● Data to process:
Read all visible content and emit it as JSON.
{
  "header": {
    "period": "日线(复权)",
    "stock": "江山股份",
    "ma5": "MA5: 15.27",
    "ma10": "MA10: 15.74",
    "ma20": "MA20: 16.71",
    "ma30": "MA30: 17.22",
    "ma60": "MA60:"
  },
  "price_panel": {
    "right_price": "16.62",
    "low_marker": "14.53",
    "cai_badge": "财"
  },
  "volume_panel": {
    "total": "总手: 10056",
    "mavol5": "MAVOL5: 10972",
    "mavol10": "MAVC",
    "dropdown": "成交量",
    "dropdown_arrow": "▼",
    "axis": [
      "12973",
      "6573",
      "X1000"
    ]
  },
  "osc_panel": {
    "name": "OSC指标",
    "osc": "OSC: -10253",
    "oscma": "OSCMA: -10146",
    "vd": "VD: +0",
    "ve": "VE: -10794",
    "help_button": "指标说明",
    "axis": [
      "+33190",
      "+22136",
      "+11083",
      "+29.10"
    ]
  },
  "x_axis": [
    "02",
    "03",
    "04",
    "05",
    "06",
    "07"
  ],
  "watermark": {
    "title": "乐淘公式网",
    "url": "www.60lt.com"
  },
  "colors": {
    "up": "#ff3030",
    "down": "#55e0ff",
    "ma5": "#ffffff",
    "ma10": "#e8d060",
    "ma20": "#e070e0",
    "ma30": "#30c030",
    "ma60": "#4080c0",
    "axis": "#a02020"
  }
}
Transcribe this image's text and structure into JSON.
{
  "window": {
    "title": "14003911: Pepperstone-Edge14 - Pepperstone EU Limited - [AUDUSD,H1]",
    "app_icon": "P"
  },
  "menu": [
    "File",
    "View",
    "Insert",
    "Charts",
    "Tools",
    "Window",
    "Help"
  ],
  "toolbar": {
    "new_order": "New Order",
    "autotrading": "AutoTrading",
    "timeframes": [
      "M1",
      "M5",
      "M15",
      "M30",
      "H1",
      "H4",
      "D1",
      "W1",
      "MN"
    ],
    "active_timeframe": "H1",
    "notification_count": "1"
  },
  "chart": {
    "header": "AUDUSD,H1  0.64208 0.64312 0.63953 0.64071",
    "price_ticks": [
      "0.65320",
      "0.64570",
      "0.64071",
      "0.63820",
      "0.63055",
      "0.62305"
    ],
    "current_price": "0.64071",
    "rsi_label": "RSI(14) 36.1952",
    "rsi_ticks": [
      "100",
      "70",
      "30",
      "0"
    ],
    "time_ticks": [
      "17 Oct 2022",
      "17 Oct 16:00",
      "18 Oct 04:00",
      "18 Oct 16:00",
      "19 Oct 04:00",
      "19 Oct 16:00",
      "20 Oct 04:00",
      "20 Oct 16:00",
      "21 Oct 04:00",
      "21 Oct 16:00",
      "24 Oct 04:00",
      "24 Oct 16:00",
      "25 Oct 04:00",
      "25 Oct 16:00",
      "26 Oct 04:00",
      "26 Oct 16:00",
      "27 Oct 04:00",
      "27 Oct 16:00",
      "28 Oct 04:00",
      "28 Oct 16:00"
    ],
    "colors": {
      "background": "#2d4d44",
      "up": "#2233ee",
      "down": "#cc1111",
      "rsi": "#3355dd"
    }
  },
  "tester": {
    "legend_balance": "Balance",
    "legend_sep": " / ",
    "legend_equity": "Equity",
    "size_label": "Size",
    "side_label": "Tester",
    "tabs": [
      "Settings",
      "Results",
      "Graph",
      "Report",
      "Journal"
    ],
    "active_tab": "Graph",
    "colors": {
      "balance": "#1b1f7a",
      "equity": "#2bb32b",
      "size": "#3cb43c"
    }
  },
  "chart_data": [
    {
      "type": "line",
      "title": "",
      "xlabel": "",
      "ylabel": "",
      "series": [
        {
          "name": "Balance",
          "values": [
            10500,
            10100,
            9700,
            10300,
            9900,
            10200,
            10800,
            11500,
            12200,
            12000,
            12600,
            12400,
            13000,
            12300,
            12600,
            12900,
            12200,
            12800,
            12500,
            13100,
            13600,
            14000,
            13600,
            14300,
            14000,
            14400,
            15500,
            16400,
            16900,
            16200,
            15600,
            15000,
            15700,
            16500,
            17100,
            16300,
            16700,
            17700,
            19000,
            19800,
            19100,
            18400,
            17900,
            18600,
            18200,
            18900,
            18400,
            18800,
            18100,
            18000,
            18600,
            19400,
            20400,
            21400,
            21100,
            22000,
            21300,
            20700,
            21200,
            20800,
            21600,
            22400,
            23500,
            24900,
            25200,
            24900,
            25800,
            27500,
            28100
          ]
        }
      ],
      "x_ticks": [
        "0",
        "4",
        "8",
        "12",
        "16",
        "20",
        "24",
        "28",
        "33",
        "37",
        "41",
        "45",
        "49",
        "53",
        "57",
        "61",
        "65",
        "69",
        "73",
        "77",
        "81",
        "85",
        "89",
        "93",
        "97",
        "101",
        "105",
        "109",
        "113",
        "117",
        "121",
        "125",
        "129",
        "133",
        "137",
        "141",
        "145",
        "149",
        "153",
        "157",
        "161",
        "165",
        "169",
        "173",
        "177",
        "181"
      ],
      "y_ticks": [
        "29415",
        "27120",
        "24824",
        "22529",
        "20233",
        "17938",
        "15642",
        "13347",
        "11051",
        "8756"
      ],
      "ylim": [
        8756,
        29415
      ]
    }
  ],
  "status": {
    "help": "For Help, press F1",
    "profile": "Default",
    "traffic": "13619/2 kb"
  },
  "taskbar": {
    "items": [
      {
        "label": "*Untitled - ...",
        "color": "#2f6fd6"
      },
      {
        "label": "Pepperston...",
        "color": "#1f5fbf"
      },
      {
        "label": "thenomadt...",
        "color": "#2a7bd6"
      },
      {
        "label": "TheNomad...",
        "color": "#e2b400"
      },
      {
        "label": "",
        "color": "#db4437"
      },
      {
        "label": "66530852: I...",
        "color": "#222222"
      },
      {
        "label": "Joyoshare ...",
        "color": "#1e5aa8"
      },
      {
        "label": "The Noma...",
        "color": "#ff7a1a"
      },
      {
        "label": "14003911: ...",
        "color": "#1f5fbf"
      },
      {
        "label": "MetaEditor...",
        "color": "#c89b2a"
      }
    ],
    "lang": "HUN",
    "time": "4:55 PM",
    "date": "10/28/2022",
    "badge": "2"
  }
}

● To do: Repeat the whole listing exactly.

● Answer area:
Read all visible content and emit it as JSON.
{
  "header": {
    "period": "日线(复权)",
    "stock": "江山股份",
    "ma5": "MA5: 15.27",
    "ma10": "MA10: 15.74",
    "ma20": "MA20: 16.71",
    "ma30": "MA30: 17.22",
    "ma60": "MA60:"
  },
  "price_panel": {
    "right_price": "16.62",
    "low_marker": "14.53",
    "cai_badge": "财"
  },
  "volume_panel": {
    "total": "总手: 10056",
    "mavol5": "MAVOL5: 10972",
    "mavol10": "MAVC",
    "dropdown": "成交量",
    "dropdown_arrow": "▼",
    "axis": [
      "12973",
      "6573",
      "X1000"
    ]
  },
  "osc_panel": {
    "name": "OSC指标",
    "osc": "OSC: -10253",
    "oscma": "OSCMA: -10146",
    "vd": "VD: +0",
    "ve": "VE: -10794",
    "help_button": "指标说明",
    "axis": [
      "+33190",
      "+22136",
      "+11083",
      "+29.10"
    ]
  },
  "x_axis": [
    "02",
    "03",
    "04",
    "05",
    "06",
    "07"
  ],
  "watermark": {
    "title": "乐淘公式网",
    "url": "www.60lt.com"
  },
  "colors": {
    "up": "#ff3030",
    "down": "#55e0ff",
    "ma5": "#ffffff",
    "ma10": "#e8d060",
    "ma20": "#e070e0",
    "ma30": "#30c030",
    "ma60": "#4080c0",
    "axis": "#a02020"
  }
}
Transcribe this image's text and structure into JSON.
{
  "window": {
    "title": "14003911: Pepperstone-Edge14 - Pepperstone EU Limited - [AUDUSD,H1]",
    "app_icon": "P"
  },
  "menu": [
    "File",
    "View",
    "Insert",
    "Charts",
    "Tools",
    "Window",
    "Help"
  ],
  "toolbar": {
    "new_order": "New Order",
    "autotrading": "AutoTrading",
    "timeframes": [
      "M1",
      "M5",
      "M15",
      "M30",
      "H1",
      "H4",
      "D1",
      "W1",
      "MN"
    ],
    "active_timeframe": "H1",
    "notification_count": "1"
  },
  "chart": {
    "header": "AUDUSD,H1  0.64208 0.64312 0.63953 0.64071",
    "price_ticks": [
      "0.65320",
      "0.64570",
      "0.64071",
      "0.63820",
      "0.63055",
      "0.62305"
    ],
    "current_price": "0.64071",
    "rsi_label": "RSI(14) 36.1952",
    "rsi_ticks": [
      "100",
      "70",
      "30",
      "0"
    ],
    "time_ticks": [
      "17 Oct 2022",
      "17 Oct 16:00",
      "18 Oct 04:00",
      "18 Oct 16:00",
      "19 Oct 04:00",
      "19 Oct 16:00",
      "20 Oct 04:00",
      "20 Oct 16:00",
      "21 Oct 04:00",
      "21 Oct 16:00",
      "24 Oct 04:00",
      "24 Oct 16:00",
      "25 Oct 04:00",
      "25 Oct 16:00",
      "26 Oct 04:00",
      "26 Oct 16:00",
      "27 Oct 04:00",
      "27 Oct 16:00",
      "28 Oct 04:00",
      "28 Oct 16:00"
    ],
    "colors": {
      "background": "#2d4d44",
      "up": "#2233ee",
      "down": "#cc1111",
      "rsi": "#3355dd"
    }
  },
  "tester": {
    "legend_balance": "Balance",
    "legend_sep": " / ",
    "legend_equity": "Equity",
    "size_label": "Size",
    "side_label": "Tester",
    "tabs": [
      "Settings",
      "Results",
      "Graph",
      "Report",
      "Journal"
    ],
    "active_tab": "Graph",
    "colors": {
      "balance": "#1b1f7a",
      "equity": "#2bb32b",
      "size": "#3cb43c"
    }
  },
  "chart_data": [
    {
      "type": "line",
      "title": "",
      "xlabel": "",
      "ylabel": "",
      "series": [
        {
          "name": "Balance",
          "values": [
            10500,
            10100,
            9700,
            10300,
            9900,
            10200,
            10800,
            11500,
            12200,
            12000,
            12600,
            12400,
            13000,
            12300,
            12600,
            12900,
            12200,
            12800,
            12500,
            13100,
            13600,
            14000,
            13600,
            14300,
            14000,
            14400,
            15500,
            16400,
            16900,
            16200,
            15600,
            15000,
            15700,
            16500,
            17100,
            16300,
            16700,
            17700,
            19000,
            19800,
            19100,
            18400,
            17900,
            18600,
            18200,
            18900,
            18400,
            18800,
            18100,
            18000,
            18600,
            19400,
            20400,
            21400,
            21100,
            22000,
            21300,
            20700,
            21200,
            20800,
            21600,
            22400,
            23500,
            24900,
            25200,
            24900,
            25800,
            27500,
            28100
          ]
        }
      ],
      "x_ticks": [
        "0",
        "4",
        "8",
        "12",
        "16",
        "20",
        "24",
        "28",
        "33",
        "37",
        "41",
        "45",
        "49",
        "53",
        "57",
        "61",
        "65",
        "69",
        "73",
        "77",
        "81",
        "85",
        "89",
        "93",
        "97",
        "101",
        "105",
        "109",
        "113",
        "117",
        "121",
        "125",
        "129",
        "133",
        "137",
        "141",
        "145",
        "149",
        "153",
        "157",
        "161",
        "165",
        "169",
        "173",
        "177",
        "181"
      ],
      "y_ticks": [
        "29415",
        "27120",
        "24824",
        "22529",
        "20233",
        "17938",
        "15642",
        "13347",
        "11051",
        "8756"
      ],
      "ylim": [
        8756,
        29415
      ]
    }
  ],
  "status": {
    "help": "For Help, press F1",
    "profile": "Default",
    "traffic": "13619/2 kb"
  },
  "taskbar": {
    "items": [
      {
        "label": "*Untitled - ...",
        "color": "#2f6fd6"
      },
      {
        "label": "Pepperston...",
        "color": "#1f5fbf"
      },
      {
        "label": "thenomadt...",
        "color": "#2a7bd6"
      },
      {
        "label": "TheNomad...",
        "color": "#e2b400"
      },
      {
        "label": "",
        "color": "#db4437"
      },
      {
        "label": "66530852: I...",
        "color": "#222222"
      },
      {
        "label": "Joyoshare ...",
        "color": "#1e5aa8"
      },
      {
        "label": "The Noma...",
        "color": "#ff7a1a"
      },
      {
        "label": "14003911: ...",
        "color": "#1f5fbf"
      },
      {
        "label": "MetaEditor...",
        "color": "#c89b2a"
      }
    ],
    "lang": "HUN",
    "time": "4:55 PM",
    "date": "10/28/2022",
    "badge": "2"
  }
}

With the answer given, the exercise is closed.